I feel very hot and as though I can’t sweat, although I’m inside with the air conditioner going full blast. It’s not the laptop that’s heating me up as I have a silica-gel filled cushion thingy on my lap.
I was wondering if there was any solid information on the effect of heat waves on mental health, as mine feels pretty icky when the weather is hot for too long. I definitely feel more down than I was a few days ago and I feel restless and unable to concentrate as well- when I was just starting to get a handle on this problem, too. This vid would probably help me forget the heat wave for a minute or two:
Anyway, into the technical stuff. I consulted good old Wikipedia, which told me that heat causes physical and psychological stress which can affect how well people do their work, plus there is a definite increase in violent crime [Simister, John; Cary Cooper (October 2004). “Thermal stress in the U.S.A.: effects on violence and on employee behaviour”. Stress and Health (International Society for the Investigation of Stress) 21 (1): 3–15.doi:10.1002/smi.1029 ].

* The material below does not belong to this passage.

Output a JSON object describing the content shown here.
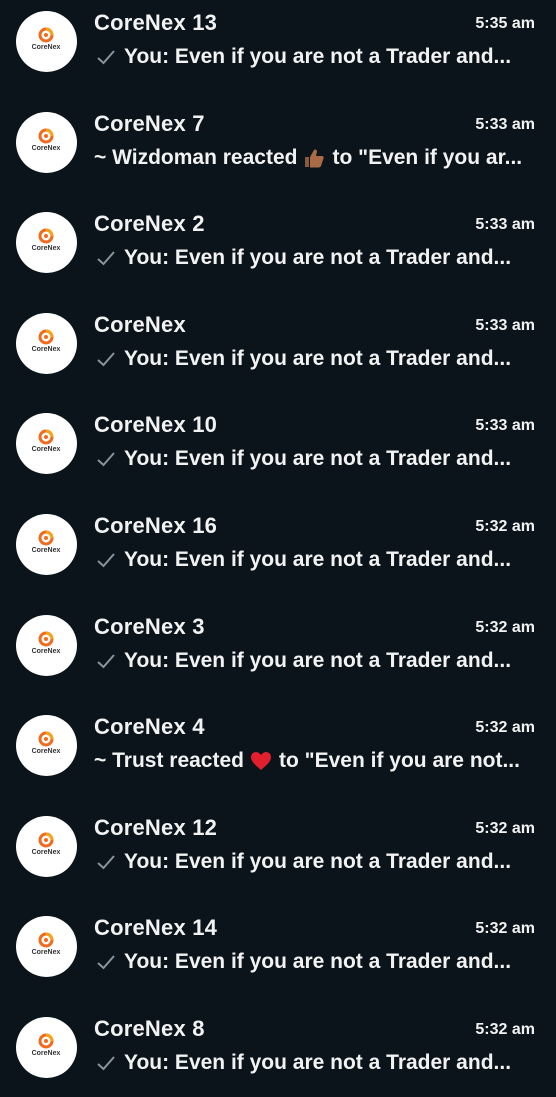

Wikipedia also cited a report on South Australia’s hot weather as an international example. Therefore, we are in no doubt that heat waves happen often around here. I wonder why there are no public health efforts to provide cool places for people to shelter- or does everyone rely on shopping centres and public libraries anyway? I know that a special service has started where Red Cross volunteers phone older people who have registered to check if they are OK during heat waves. This seems like a good advance on yesteryear, so perhaps we could have a similar service for people with heat-susceptible mental health problems.
It’s well known that older people and those who already suffer physical illness are some of the first admitted to hospital or to die when it’s very hot. In addition I found a local study on increases in mental health problems during heat waves in my home city. I am pleased to see the article was written by people from the public health department at the uni where I’m studying:
The Effect of Heat Waves on Mental Health in a Temperate Australian City.
They found that there were definitely more admissions to hospital for mental health problems (up 7.3%) when the temperature was over 26.7 degrees Celsius. So this would include hot nights as well as days- it’s just disgusting when the temp is over about 22 at night. Mood disorders such as major depression and Bipolar disorder(manic depressive illness) were up 9+ percent compared with cooler periods.
The last 5 days (January 7- 10, 2010) have all been over 35 degrees officially as you can see from this Adelaide weather site: http://www.bom.gov.au/weather/sa/observations/adelaide.shtml. Click around in there if you’re interested.
I wonder why we all hate the (relative) heat so much. I know I have some hateful friends who enjoy it, but the majority can’t wait for it to finish. Most complain about not being able to sleep and a few, like me, complain of feeling quite ill and unable to concentrate. Honestly, if I felt like this and had a sore throat as well I’d scarper to the doctor’s quick smart! For the most part I manage to do a few necessary household things but not all of them, have a shower, get dressed and that’s about it. Everything else seems just insurmountable, just like when my depression is at its worst, although currently I know I’m only a bit that way. Obviously people who live closer to the Equator at sea level are better adapted to this sort of thing, but even there unusually hot spells raise the crime rate. Some people are blaming global warming for the current Australian heat waves and/or climate change. Others are more in favour of natural long term fluctuations in global temperature patterns being responsible for these ghastly hot spells. Whatever the cause, we can’t do much about it in the short term.
So- any ideas on how we can cope? My mind is blank! I’ll just have to try to sit it out and celebrate copiously when the cool change arrives! Come onnnnn!!!